Police investigators will be focusing on the alleged sexual abuse of a 15-year-old boy committed by a city constabulary officer two months ago and not on the failure of the Mayor of City Council (M&CC) of Georgetown to report the case in a timely manner, ‘A’ Division Commander Marlon Chapman said yesterday.
Police on Tuesday arrested the Lance Corporal at the centre of the allegations after it was alerted by Town Clerk Royston King, who also dismissed the rank on the same day for misconduct.
Questions have been raised about why the matter was not immediately reported to the police or the Childcare and Protection Agency (CPA), as is required under the law.
When asked about this concern yesterday, Chapman told Stabroek News that it is not a matter that will be addressed by him.

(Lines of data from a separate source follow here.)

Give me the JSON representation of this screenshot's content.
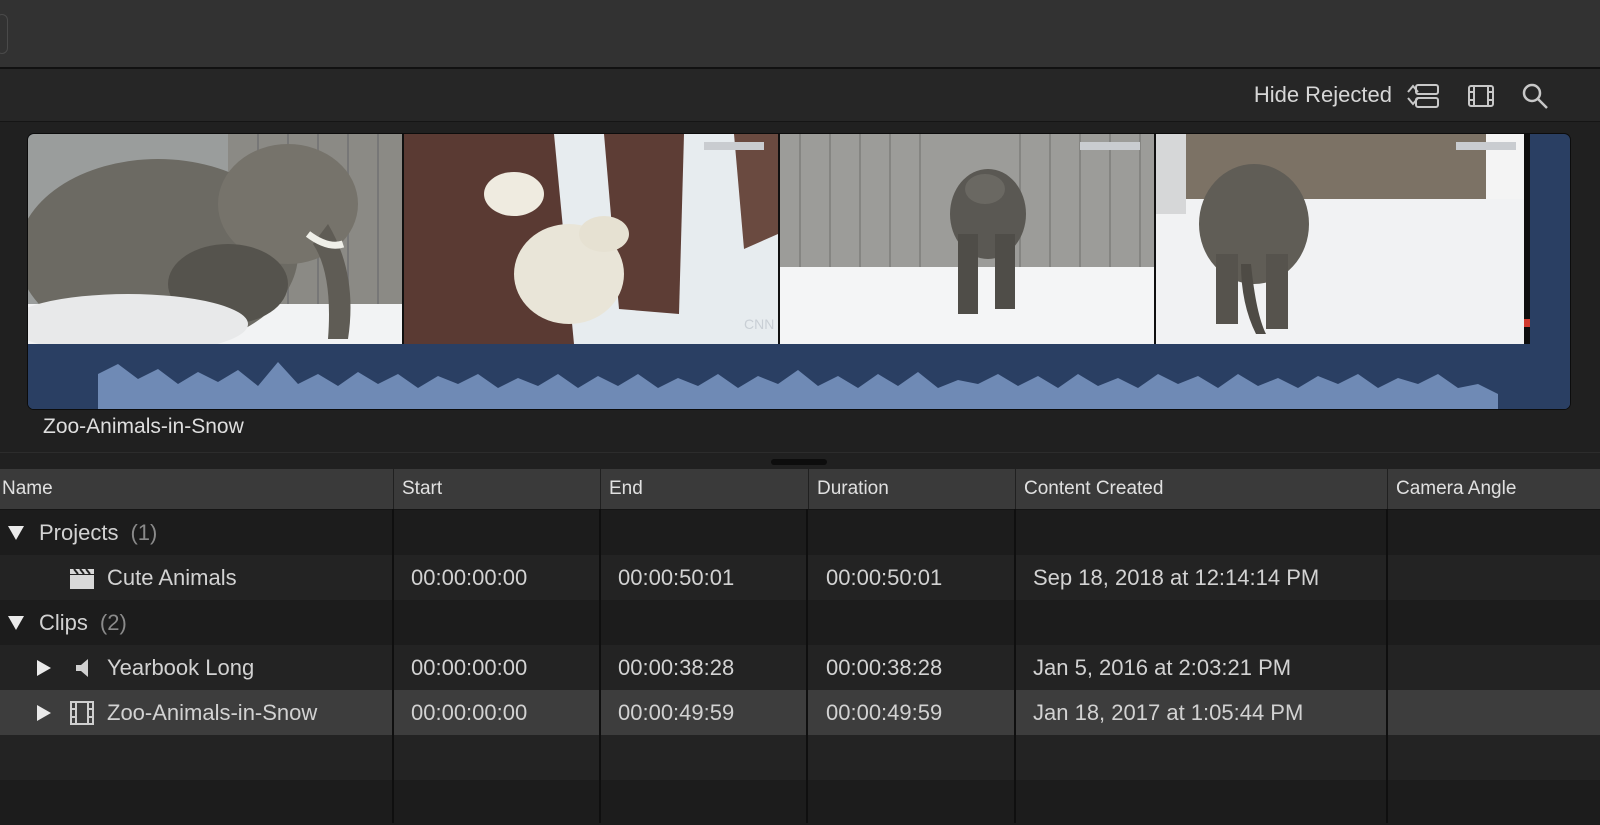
{
  "toolbar": {
    "filter_label": "Hide Rejected",
    "icons": [
      "sort-chevrons-icon",
      "list-view-icon",
      "filmstrip-icon",
      "search-icon"
    ]
  },
  "clip": {
    "name": "Zoo-Animals-in-Snow",
    "frames": [
      "elephant-closeup",
      "polar-bear-in-snow",
      "elephant-trumpeting",
      "elephant-walking"
    ],
    "waveform_color": "#6f8ab5",
    "clip_color": "#2a3f63"
  },
  "table": {
    "columns": [
      "Name",
      "Start",
      "End",
      "Duration",
      "Content Created",
      "Camera Angle"
    ],
    "groups": [
      {
        "label": "Projects",
        "count": "(1)",
        "expanded": true,
        "items": [
          {
            "name": "Cute Animals",
            "icon": "clapperboard-icon",
            "start": "00:00:00:00",
            "end": "00:00:50:01",
            "duration": "00:00:50:01",
            "created": "Sep 18, 2018 at 12:14:14 PM",
            "angle": "",
            "selected": false
          }
        ]
      },
      {
        "label": "Clips",
        "count": "(2)",
        "expanded": true,
        "items": [
          {
            "name": "Yearbook Long",
            "icon": "speaker-icon",
            "start": "00:00:00:00",
            "end": "00:00:38:28",
            "duration": "00:00:38:28",
            "created": "Jan 5, 2016 at 2:03:21 PM",
            "angle": "",
            "selected": false
          },
          {
            "name": "Zoo-Animals-in-Snow",
            "icon": "film-icon",
            "start": "00:00:00:00",
            "end": "00:00:49:59",
            "duration": "00:00:49:59",
            "created": "Jan 18, 2017 at 1:05:44 PM",
            "angle": "",
            "selected": true
          }
        ]
      }
    ]
  }
}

He said that it may be dealt with at “a higher level.” According to Chapman, all that he is investigating at this point is the allegation made by the alleged victim.

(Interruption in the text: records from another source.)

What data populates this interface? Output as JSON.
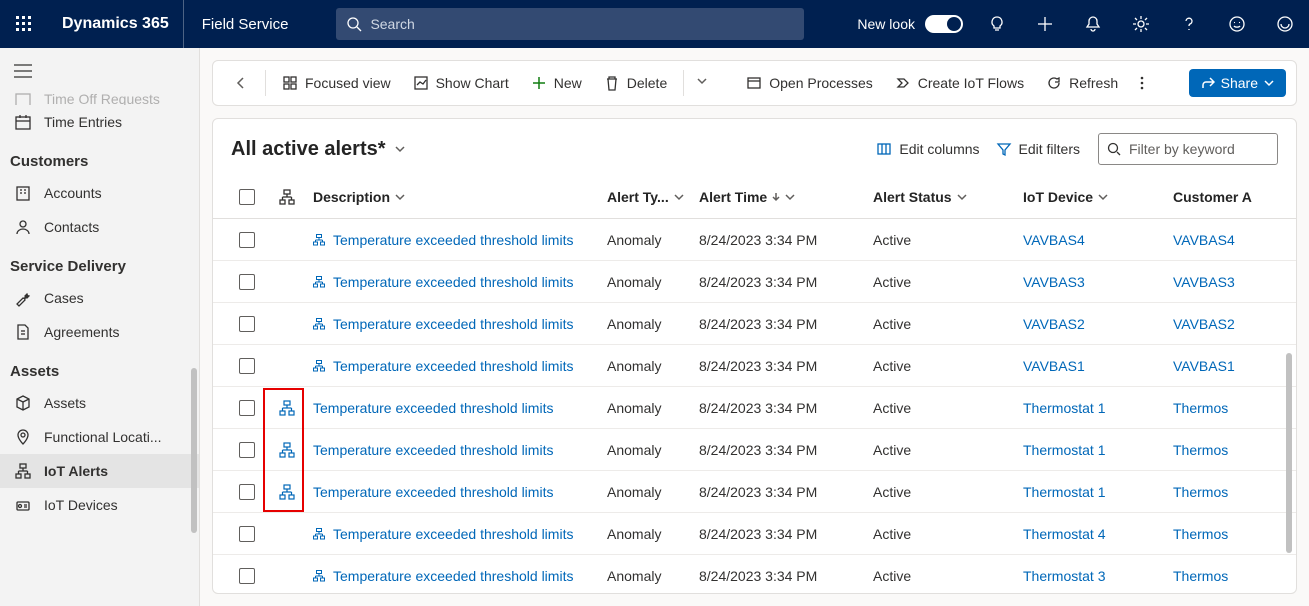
{
  "header": {
    "brand": "Dynamics 365",
    "app": "Field Service",
    "search_placeholder": "Search",
    "new_look_label": "New look"
  },
  "sidebar": {
    "item_requests": "Time Off Requests",
    "item_time_entries": "Time Entries",
    "hdr_customers": "Customers",
    "item_accounts": "Accounts",
    "item_contacts": "Contacts",
    "hdr_service": "Service Delivery",
    "item_cases": "Cases",
    "item_agreements": "Agreements",
    "hdr_assets": "Assets",
    "item_assets": "Assets",
    "item_func_loc": "Functional Locati...",
    "item_iot_alerts": "IoT Alerts",
    "item_iot_devices": "IoT Devices"
  },
  "commands": {
    "focused": "Focused view",
    "show_chart": "Show Chart",
    "new": "New",
    "delete": "Delete",
    "open_proc": "Open Processes",
    "create_flows": "Create IoT Flows",
    "refresh": "Refresh",
    "share": "Share"
  },
  "grid": {
    "title": "All active alerts*",
    "edit_columns": "Edit columns",
    "edit_filters": "Edit filters",
    "filter_placeholder": "Filter by keyword",
    "columns": {
      "description": "Description",
      "alert_type": "Alert Ty...",
      "alert_time": "Alert Time",
      "alert_status": "Alert Status",
      "iot_device": "IoT Device",
      "customer": "Customer A"
    },
    "rows": [
      {
        "hier": false,
        "desc": "Temperature exceeded threshold limits",
        "type": "Anomaly",
        "time": "8/24/2023 3:34 PM",
        "status": "Active",
        "device": "VAVBAS4",
        "cust": "VAVBAS4"
      },
      {
        "hier": false,
        "desc": "Temperature exceeded threshold limits",
        "type": "Anomaly",
        "time": "8/24/2023 3:34 PM",
        "status": "Active",
        "device": "VAVBAS3",
        "cust": "VAVBAS3"
      },
      {
        "hier": false,
        "desc": "Temperature exceeded threshold limits",
        "type": "Anomaly",
        "time": "8/24/2023 3:34 PM",
        "status": "Active",
        "device": "VAVBAS2",
        "cust": "VAVBAS2"
      },
      {
        "hier": false,
        "desc": "Temperature exceeded threshold limits",
        "type": "Anomaly",
        "time": "8/24/2023 3:34 PM",
        "status": "Active",
        "device": "VAVBAS1",
        "cust": "VAVBAS1"
      },
      {
        "hier": true,
        "desc": "Temperature exceeded threshold limits",
        "type": "Anomaly",
        "time": "8/24/2023 3:34 PM",
        "status": "Active",
        "device": "Thermostat 1",
        "cust": "Thermos"
      },
      {
        "hier": true,
        "desc": "Temperature exceeded threshold limits",
        "type": "Anomaly",
        "time": "8/24/2023 3:34 PM",
        "status": "Active",
        "device": "Thermostat 1",
        "cust": "Thermos"
      },
      {
        "hier": true,
        "desc": "Temperature exceeded threshold limits",
        "type": "Anomaly",
        "time": "8/24/2023 3:34 PM",
        "status": "Active",
        "device": "Thermostat 1",
        "cust": "Thermos"
      },
      {
        "hier": false,
        "desc": "Temperature exceeded threshold limits",
        "type": "Anomaly",
        "time": "8/24/2023 3:34 PM",
        "status": "Active",
        "device": "Thermostat 4",
        "cust": "Thermos"
      },
      {
        "hier": false,
        "desc": "Temperature exceeded threshold limits",
        "type": "Anomaly",
        "time": "8/24/2023 3:34 PM",
        "status": "Active",
        "device": "Thermostat 3",
        "cust": "Thermos"
      }
    ]
  }
}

He acknowledged that the M&CC lacks the required skills to investigate such a serious matter. “It should have been reported. I don’t know that they [City Hall] have the capacity to investigate such a matter,” he said.

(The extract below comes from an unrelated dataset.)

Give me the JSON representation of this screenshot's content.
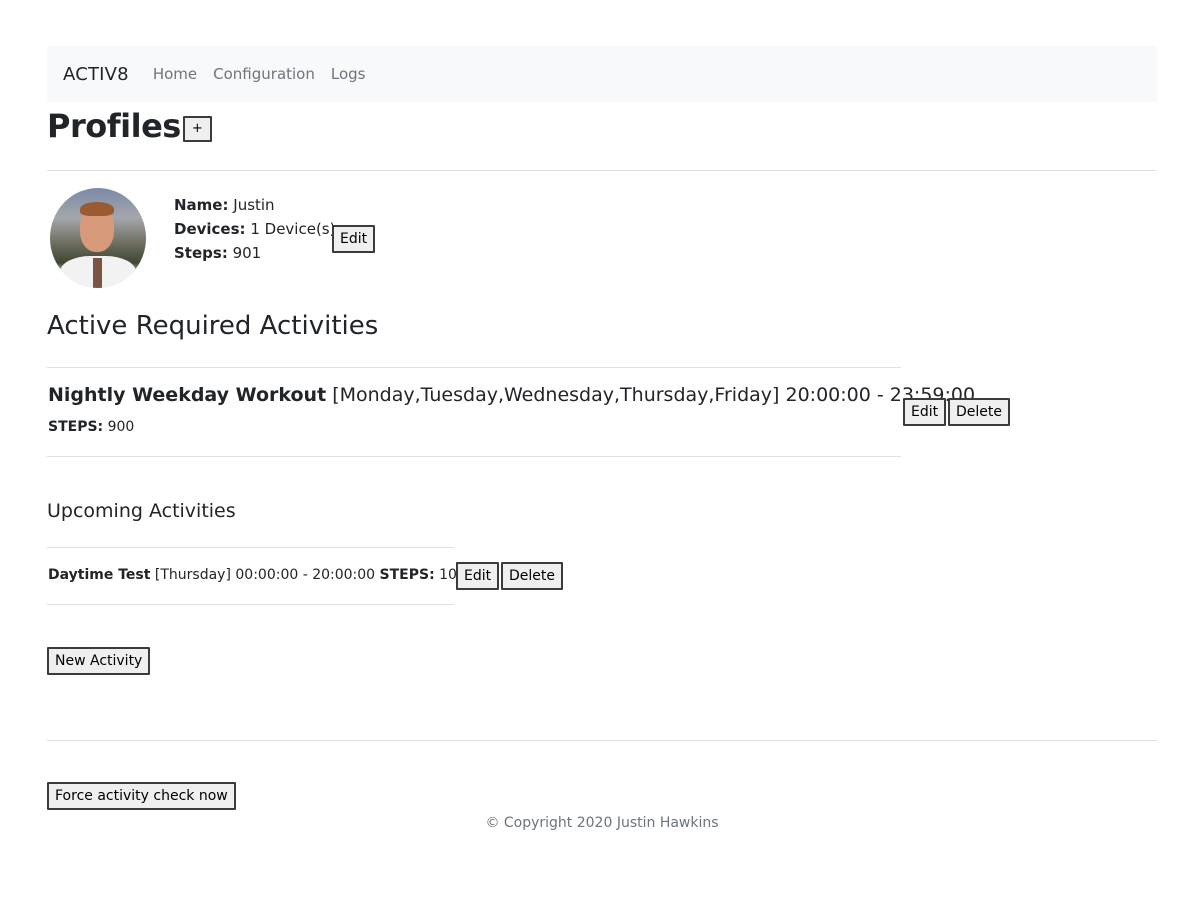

Meanwhile, Guyana Police Force Public Rela-tions Officer Shivpersaud Bacchus informed that the Lance Corporal was arrested shortly after he turned up at the Brickdam Police Station on Tuesday afternoon. He remains in custody as the investigation continues.
The Lance Corporal’s arrest came hours after he was dismissed by King, only a day after he had said that there was not enough evidence for the administration to take action. King had told a statutory council meeting on Monday that despite the “enormous publicity” given to the case, it was a matter of “mere allegation” up to that point.
But in a letter, dated October 17, 2017 and signed by King, the Lance Corporal was informed that he was dismissed with immediate effect for “gross misconduct between August 22 and August 23, 2017 at the Regent Street Outpost where you engaged in a sexual act with a juvenile.”
A Corporal, who had reported that he witnessed the alleged abuse, was also dismissed for “dereliction of duty” as he took no action.
According to a statement provided to the M&CC’s Legal Affairs Committee, the Corporal reported what he witnessed to the Assistant Super-intendent on the morning of August 23, after which the matter was reported to the Chief Constable, the Town Clerk and the Mayor.
Instead of contact being made with the CPA or the police, the alleged victim was taken to the office of the Town Clerk, where he was questioned in the presence of other city officers.
On questioning the Chief Constable, councillors on the Legal Affairs Committee learnt that the statement was made outside of the presence of a social worker or the child’s legal guardian.
The guardian, his mother, later refused to sign the statement and told the constables that she did not want the child in her home as he was causing problems between her and her husband.
The M&CC’s lax attitude towards the matter has caused outrage. Several child rights activists are calling for the Town Clerk and other city officers to be held accountable for their failure to handle the matter in accordance with the provisions contained in the Protection of Children Act.
The Act specifically notes at Section 7 (1) that “where a person has direct information that a child is or may be in need protective intervention, the person shall immediately report the matter to the CPA director, a probation officer appointed by the Public Service Commis-sion or a Police Officer.”
It adds that a person with this knowledge who fails to report is guilty of an offence and shall be liable on summary conviction to a fine of $50,000.
Child right activist Vidyaratha Kissoon has since issued a call for King’s dismissal or resignation over the matter.